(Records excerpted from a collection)
^^^^^^^^^^^^^^^^

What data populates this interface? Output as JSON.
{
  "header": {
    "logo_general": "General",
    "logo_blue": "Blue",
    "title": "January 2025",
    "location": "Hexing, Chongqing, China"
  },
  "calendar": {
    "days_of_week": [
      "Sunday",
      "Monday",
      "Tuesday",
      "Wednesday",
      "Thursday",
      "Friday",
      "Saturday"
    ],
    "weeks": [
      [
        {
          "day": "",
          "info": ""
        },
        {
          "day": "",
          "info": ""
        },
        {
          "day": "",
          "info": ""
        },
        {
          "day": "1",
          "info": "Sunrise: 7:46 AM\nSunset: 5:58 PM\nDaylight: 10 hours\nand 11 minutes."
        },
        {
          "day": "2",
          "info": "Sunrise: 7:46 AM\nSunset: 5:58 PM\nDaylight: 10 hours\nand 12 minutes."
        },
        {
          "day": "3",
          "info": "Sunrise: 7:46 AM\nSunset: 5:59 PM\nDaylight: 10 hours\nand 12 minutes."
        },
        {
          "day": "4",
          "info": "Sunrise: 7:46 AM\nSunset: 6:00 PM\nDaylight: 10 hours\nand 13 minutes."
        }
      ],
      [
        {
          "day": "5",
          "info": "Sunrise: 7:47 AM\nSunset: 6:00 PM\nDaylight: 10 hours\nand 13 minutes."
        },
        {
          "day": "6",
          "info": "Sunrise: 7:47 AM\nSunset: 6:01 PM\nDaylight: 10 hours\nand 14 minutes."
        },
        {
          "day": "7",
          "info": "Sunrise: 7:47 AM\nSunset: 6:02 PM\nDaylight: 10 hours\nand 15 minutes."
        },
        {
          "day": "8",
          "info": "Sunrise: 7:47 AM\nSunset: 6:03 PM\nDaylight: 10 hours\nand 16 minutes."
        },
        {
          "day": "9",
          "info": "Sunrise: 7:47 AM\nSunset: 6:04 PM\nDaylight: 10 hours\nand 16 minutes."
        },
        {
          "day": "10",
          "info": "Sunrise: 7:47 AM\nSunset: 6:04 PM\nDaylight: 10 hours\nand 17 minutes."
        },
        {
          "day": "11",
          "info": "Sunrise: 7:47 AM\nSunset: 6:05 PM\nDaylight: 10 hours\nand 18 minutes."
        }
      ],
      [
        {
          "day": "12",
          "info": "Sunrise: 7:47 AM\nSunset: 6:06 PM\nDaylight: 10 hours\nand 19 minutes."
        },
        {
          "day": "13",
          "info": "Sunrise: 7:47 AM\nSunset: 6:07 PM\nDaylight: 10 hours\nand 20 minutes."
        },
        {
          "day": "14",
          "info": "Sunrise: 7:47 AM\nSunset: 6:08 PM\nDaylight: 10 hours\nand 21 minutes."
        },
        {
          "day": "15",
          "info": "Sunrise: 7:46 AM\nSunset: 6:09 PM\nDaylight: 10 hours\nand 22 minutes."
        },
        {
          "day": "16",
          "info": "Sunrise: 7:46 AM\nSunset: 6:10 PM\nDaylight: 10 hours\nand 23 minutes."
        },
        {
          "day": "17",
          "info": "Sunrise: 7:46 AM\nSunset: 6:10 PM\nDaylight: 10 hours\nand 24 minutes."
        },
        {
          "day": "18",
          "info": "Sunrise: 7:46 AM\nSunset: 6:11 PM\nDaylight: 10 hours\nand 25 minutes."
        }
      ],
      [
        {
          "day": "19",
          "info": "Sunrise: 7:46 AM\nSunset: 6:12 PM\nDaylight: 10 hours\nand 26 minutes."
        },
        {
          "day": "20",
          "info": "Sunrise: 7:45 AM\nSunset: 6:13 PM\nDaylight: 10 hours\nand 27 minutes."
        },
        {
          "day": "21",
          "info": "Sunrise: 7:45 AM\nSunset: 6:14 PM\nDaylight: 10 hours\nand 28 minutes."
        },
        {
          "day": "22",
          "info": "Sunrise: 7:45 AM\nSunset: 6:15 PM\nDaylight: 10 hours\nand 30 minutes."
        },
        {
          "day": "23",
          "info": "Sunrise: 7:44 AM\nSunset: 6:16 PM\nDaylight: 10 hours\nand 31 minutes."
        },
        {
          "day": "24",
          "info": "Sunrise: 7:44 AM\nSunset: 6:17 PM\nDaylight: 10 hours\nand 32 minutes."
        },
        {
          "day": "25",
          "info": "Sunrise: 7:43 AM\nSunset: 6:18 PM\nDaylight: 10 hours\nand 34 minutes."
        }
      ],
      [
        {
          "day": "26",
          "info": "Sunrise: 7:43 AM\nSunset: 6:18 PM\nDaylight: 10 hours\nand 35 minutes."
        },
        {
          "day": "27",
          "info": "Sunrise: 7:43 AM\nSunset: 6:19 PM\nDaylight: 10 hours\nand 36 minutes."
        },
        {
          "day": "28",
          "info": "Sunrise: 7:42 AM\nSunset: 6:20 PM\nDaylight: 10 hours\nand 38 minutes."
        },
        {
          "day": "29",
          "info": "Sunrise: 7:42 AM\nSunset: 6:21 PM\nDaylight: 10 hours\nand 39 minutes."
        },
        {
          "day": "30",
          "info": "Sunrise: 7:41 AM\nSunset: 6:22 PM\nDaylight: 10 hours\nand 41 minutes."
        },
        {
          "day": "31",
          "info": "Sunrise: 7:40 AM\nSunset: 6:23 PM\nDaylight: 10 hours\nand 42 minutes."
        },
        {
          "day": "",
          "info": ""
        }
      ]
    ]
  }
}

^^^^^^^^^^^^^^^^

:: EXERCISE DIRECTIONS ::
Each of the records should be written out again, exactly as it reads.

:: SOLUTION ::
What data populates this interface? Output as JSON.
{
  "header": {
    "logo_general": "General",
    "logo_blue": "Blue",
    "title": "January 2025",
    "location": "Hexing, Chongqing, China"
  },
  "calendar": {
    "days_of_week": [
      "Sunday",
      "Monday",
      "Tuesday",
      "Wednesday",
      "Thursday",
      "Friday",
      "Saturday"
    ],
    "weeks": [
      [
        {
          "day": "",
          "info": ""
        },
        {
          "day": "",
          "info": ""
        },
        {
          "day": "",
          "info": ""
        },
        {
          "day": "1",
          "info": "Sunrise: 7:46 AM\nSunset: 5:58 PM\nDaylight: 10 hours\nand 11 minutes."
        },
        {
          "day": "2",
          "info": "Sunrise: 7:46 AM\nSunset: 5:58 PM\nDaylight: 10 hours\nand 12 minutes."
        },
        {
          "day": "3",
          "info": "Sunrise: 7:46 AM\nSunset: 5:59 PM\nDaylight: 10 hours\nand 12 minutes."
        },
        {
          "day": "4",
          "info": "Sunrise: 7:46 AM\nSunset: 6:00 PM\nDaylight: 10 hours\nand 13 minutes."
        }
      ],
      [
        {
          "day": "5",
          "info": "Sunrise: 7:47 AM\nSunset: 6:00 PM\nDaylight: 10 hours\nand 13 minutes."
        },
        {
          "day": "6",
          "info": "Sunrise: 7:47 AM\nSunset: 6:01 PM\nDaylight: 10 hours\nand 14 minutes."
        },
        {
          "day": "7",
          "info": "Sunrise: 7:47 AM\nSunset: 6:02 PM\nDaylight: 10 hours\nand 15 minutes."
        },
        {
          "day": "8",
          "info": "Sunrise: 7:47 AM\nSunset: 6:03 PM\nDaylight: 10 hours\nand 16 minutes."
        },
        {
          "day": "9",
          "info": "Sunrise: 7:47 AM\nSunset: 6:04 PM\nDaylight: 10 hours\nand 16 minutes."
        },
        {
          "day": "10",
          "info": "Sunrise: 7:47 AM\nSunset: 6:04 PM\nDaylight: 10 hours\nand 17 minutes."
        },
        {
          "day": "11",
          "info": "Sunrise: 7:47 AM\nSunset: 6:05 PM\nDaylight: 10 hours\nand 18 minutes."
        }
      ],
      [
        {
          "day": "12",
          "info": "Sunrise: 7:47 AM\nSunset: 6:06 PM\nDaylight: 10 hours\nand 19 minutes."
        },
        {
          "day": "13",
          "info": "Sunrise: 7:47 AM\nSunset: 6:07 PM\nDaylight: 10 hours\nand 20 minutes."
        },
        {
          "day": "14",
          "info": "Sunrise: 7:47 AM\nSunset: 6:08 PM\nDaylight: 10 hours\nand 21 minutes."
        },
        {
          "day": "15",
          "info": "Sunrise: 7:46 AM\nSunset: 6:09 PM\nDaylight: 10 hours\nand 22 minutes."
        },
        {
          "day": "16",
          "info": "Sunrise: 7:46 AM\nSunset: 6:10 PM\nDaylight: 10 hours\nand 23 minutes."
        },
        {
          "day": "17",
          "info": "Sunrise: 7:46 AM\nSunset: 6:10 PM\nDaylight: 10 hours\nand 24 minutes."
        },
        {
          "day": "18",
          "info": "Sunrise: 7:46 AM\nSunset: 6:11 PM\nDaylight: 10 hours\nand 25 minutes."
        }
      ],
      [
        {
          "day": "19",
          "info": "Sunrise: 7:46 AM\nSunset: 6:12 PM\nDaylight: 10 hours\nand 26 minutes."
        },
        {
          "day": "20",
          "info": "Sunrise: 7:45 AM\nSunset: 6:13 PM\nDaylight: 10 hours\nand 27 minutes."
        },
        {
          "day": "21",
          "info": "Sunrise: 7:45 AM\nSunset: 6:14 PM\nDaylight: 10 hours\nand 28 minutes."
        },
        {
          "day": "22",
          "info": "Sunrise: 7:45 AM\nSunset: 6:15 PM\nDaylight: 10 hours\nand 30 minutes."
        },
        {
          "day": "23",
          "info": "Sunrise: 7:44 AM\nSunset: 6:16 PM\nDaylight: 10 hours\nand 31 minutes."
        },
        {
          "day": "24",
          "info": "Sunrise: 7:44 AM\nSunset: 6:17 PM\nDaylight: 10 hours\nand 32 minutes."
        },
        {
          "day": "25",
          "info": "Sunrise: 7:43 AM\nSunset: 6:18 PM\nDaylight: 10 hours\nand 34 minutes."
        }
      ],
      [
        {
          "day": "26",
          "info": "Sunrise: 7:43 AM\nSunset: 6:18 PM\nDaylight: 10 hours\nand 35 minutes."
        },
        {
          "day": "27",
          "info": "Sunrise: 7:43 AM\nSunset: 6:19 PM\nDaylight: 10 hours\nand 36 minutes."
        },
        {
          "day": "28",
          "info": "Sunrise: 7:42 AM\nSunset: 6:20 PM\nDaylight: 10 hours\nand 38 minutes."
        },
        {
          "day": "29",
          "info": "Sunrise: 7:42 AM\nSunset: 6:21 PM\nDaylight: 10 hours\nand 39 minutes."
        },
        {
          "day": "30",
          "info": "Sunrise: 7:41 AM\nSunset: 6:22 PM\nDaylight: 10 hours\nand 41 minutes."
        },
        {
          "day": "31",
          "info": "Sunrise: 7:40 AM\nSunset: 6:23 PM\nDaylight: 10 hours\nand 42 minutes."
        },
        {
          "day": "",
          "info": ""
        }
      ]
    ]
  }
}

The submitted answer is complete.